As Methodist related institutions of service and learning and as followers of the way of Jesus, we recognize the very good Earth and all creation as the work and ongoing expression of God’s love. When we are involved in activities and support systems that dishonor God’s creation and that bring suffering and injustice to God’s creatures, we are not expressing love for God. If we truly want to stay in love with God, we must honor all of God’s creation and work for climate justice and environmental justice for all.
The three simple rules of John Wesley and the love and justice found in the way of Jesus inspire us to action to address the climate crisis with the fierce urgency of now that it requires. In Methodism, we have both the worldwide connection and hopefully we possess the worldwide will to address the most urgent global crisis facing the community of all creation today.
This is a matter of preserving a livable climate to maintain the possibility of a flourishing human civilization.
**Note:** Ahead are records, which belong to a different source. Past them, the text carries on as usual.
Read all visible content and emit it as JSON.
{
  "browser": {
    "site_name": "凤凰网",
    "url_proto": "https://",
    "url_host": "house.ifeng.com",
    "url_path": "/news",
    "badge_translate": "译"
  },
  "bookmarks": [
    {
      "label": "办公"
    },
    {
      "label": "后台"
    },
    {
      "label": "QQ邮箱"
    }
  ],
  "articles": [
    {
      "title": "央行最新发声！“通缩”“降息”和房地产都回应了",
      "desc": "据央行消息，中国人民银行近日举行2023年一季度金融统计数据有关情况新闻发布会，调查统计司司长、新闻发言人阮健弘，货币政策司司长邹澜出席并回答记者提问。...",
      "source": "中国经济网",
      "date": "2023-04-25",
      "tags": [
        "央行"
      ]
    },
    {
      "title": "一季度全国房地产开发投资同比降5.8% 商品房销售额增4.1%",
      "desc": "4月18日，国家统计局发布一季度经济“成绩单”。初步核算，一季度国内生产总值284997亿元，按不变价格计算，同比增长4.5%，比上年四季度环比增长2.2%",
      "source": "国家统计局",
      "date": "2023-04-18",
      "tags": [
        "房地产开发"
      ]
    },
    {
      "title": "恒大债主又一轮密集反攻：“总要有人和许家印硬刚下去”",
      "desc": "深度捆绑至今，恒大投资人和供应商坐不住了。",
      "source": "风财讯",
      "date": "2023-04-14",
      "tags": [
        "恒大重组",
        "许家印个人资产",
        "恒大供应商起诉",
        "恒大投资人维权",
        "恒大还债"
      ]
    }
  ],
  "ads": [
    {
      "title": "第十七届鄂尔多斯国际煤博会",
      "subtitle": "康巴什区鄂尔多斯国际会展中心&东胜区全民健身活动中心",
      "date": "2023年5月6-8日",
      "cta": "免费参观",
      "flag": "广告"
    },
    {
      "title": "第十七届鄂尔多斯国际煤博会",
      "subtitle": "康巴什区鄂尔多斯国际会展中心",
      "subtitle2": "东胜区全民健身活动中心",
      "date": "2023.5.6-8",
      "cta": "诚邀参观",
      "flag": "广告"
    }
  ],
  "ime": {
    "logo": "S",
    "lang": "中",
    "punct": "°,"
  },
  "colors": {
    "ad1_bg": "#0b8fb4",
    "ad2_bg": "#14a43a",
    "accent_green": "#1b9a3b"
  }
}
This is an existential threat, a matter of life and death for billions of humans and numerous species of life on earth. This matters! Addressing the climate crisis is the most sacred work we can do for the sake of God’s very good creation, and the world needs the worldwide will and the worldwide connection of Methodism and our Methodist institutions of education. Together we can bring realistic hope for a continued livable climate through our sacred work together, even dare I say in places like Oklahoma, especially in places like Oklahoma, that need our shared witness and commitment to preserve a livable climate for all life. It is the privilege of my life to share in this hope giving and life giving work with all of you. May all of our hearts be softened for God’s creation.